▶ Assignment: Only a number is wanted here: the count of lines in the data below where the string "time" occurs.

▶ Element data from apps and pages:

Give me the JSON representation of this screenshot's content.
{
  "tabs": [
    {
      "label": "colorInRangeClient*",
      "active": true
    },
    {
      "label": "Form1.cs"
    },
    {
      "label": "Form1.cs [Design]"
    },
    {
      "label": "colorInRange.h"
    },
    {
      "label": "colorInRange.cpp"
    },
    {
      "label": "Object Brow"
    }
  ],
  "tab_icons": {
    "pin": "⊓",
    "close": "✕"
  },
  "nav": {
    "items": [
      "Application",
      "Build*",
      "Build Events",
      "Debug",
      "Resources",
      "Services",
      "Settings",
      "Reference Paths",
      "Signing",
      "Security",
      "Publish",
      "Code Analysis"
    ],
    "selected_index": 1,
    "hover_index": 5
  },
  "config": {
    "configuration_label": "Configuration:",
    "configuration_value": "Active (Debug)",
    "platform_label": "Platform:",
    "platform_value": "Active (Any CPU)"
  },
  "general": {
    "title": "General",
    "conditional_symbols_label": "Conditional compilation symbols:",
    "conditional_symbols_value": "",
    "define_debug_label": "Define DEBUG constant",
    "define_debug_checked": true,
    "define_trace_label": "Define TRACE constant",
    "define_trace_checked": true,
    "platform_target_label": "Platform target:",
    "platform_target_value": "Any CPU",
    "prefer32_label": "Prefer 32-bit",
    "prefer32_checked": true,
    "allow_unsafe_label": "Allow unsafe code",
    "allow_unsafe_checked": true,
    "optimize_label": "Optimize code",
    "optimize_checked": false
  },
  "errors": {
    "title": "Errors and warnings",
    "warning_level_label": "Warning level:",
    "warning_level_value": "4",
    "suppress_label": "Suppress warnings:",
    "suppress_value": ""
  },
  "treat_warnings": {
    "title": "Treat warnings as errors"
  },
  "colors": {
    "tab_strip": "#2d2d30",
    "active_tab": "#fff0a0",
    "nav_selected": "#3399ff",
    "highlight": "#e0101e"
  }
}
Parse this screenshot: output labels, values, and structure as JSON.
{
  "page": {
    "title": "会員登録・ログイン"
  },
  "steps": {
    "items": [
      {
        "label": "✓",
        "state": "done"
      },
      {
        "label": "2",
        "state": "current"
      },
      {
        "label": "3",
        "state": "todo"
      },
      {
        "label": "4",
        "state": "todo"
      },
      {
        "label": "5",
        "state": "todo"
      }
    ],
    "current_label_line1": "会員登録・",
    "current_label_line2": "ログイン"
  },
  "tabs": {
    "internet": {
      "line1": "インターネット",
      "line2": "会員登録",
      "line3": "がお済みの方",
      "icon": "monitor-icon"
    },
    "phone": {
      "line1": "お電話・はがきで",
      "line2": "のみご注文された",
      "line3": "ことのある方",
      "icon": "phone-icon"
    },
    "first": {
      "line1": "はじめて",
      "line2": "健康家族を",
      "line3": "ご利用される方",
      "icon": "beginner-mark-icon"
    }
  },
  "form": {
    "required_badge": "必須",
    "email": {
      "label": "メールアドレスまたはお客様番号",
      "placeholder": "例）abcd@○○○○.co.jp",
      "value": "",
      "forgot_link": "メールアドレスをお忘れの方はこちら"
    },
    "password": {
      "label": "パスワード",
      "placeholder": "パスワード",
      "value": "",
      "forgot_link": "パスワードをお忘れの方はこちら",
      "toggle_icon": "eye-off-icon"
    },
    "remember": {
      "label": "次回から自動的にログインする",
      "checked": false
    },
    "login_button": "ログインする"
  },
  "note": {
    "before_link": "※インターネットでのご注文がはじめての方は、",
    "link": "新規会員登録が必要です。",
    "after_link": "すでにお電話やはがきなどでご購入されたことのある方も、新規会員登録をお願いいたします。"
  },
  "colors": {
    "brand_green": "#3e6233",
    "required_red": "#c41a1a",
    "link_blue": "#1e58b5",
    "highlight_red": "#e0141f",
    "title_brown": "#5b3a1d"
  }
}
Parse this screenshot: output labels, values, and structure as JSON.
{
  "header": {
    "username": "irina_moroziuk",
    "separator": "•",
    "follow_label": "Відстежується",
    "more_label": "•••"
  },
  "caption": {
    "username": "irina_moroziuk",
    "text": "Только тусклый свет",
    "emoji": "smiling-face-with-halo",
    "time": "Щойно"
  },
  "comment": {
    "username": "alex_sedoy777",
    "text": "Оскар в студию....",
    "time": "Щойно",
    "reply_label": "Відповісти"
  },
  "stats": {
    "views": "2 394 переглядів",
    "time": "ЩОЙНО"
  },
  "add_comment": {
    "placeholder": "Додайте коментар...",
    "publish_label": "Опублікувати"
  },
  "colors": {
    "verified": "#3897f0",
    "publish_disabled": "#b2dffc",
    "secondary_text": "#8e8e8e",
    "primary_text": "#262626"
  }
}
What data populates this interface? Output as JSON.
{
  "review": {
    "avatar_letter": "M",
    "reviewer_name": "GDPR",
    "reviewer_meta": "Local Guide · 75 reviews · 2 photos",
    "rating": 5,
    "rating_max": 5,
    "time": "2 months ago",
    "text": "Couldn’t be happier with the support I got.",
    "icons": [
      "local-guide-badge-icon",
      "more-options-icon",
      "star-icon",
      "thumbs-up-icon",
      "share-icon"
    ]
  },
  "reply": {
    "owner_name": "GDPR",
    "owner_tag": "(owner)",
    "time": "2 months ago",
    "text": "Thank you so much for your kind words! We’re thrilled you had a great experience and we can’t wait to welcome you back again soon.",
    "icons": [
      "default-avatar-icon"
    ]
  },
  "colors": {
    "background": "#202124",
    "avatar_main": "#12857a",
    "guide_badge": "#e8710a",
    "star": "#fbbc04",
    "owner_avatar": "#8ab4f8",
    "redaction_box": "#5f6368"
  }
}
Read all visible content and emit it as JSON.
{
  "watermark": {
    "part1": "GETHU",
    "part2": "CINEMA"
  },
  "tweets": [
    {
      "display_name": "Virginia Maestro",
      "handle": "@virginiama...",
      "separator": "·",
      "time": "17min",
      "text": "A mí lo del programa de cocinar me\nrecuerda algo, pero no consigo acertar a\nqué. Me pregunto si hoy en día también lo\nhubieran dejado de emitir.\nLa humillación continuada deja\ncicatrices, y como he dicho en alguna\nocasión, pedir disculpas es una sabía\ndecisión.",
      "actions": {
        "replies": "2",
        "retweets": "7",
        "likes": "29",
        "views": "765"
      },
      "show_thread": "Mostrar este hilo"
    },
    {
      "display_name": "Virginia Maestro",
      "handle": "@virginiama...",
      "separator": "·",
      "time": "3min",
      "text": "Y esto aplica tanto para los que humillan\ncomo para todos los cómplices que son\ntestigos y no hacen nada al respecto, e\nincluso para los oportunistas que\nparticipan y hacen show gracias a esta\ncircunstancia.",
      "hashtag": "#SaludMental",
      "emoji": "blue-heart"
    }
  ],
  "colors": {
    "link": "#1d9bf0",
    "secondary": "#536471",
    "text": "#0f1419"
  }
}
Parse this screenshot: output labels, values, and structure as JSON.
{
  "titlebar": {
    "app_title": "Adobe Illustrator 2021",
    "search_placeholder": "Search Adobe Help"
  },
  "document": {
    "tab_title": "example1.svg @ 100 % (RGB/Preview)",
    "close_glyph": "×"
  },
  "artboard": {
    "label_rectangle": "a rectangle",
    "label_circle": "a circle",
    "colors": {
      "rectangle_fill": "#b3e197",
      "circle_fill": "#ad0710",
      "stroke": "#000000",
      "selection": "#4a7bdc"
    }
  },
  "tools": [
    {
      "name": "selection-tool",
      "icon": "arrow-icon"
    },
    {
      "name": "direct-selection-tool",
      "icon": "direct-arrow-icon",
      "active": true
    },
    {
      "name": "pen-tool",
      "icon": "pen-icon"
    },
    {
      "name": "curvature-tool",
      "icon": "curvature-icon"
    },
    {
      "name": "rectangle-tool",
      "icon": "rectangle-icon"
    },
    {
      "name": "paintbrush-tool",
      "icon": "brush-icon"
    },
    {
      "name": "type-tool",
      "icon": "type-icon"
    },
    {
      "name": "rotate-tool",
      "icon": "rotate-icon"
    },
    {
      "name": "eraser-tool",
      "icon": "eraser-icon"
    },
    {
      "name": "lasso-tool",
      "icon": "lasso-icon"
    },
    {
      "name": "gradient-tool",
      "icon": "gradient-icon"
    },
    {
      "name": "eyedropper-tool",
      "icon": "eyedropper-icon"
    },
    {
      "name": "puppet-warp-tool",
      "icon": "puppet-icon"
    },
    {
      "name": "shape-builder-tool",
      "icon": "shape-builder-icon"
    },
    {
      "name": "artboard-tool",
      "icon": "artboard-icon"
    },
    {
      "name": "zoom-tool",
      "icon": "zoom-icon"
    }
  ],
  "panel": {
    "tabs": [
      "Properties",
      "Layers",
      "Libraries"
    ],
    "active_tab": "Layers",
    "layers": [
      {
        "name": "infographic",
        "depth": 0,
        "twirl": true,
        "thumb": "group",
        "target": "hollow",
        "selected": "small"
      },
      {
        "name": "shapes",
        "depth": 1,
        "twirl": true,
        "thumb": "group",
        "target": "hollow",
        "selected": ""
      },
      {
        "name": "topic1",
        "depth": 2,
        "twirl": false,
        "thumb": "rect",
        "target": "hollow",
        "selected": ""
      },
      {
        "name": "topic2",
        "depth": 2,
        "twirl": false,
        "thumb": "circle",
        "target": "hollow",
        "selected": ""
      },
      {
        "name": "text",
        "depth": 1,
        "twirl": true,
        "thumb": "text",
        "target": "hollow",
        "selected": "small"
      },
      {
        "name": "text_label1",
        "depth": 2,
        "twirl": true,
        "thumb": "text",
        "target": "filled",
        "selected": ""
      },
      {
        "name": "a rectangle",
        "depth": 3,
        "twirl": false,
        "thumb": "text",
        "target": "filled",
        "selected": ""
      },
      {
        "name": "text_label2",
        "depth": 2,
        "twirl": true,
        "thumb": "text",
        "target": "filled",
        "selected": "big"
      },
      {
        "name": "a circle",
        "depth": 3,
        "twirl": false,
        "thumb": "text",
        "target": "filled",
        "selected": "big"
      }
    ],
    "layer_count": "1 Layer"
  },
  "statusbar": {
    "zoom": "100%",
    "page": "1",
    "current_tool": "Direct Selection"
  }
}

▶ Solution to this exercise: 7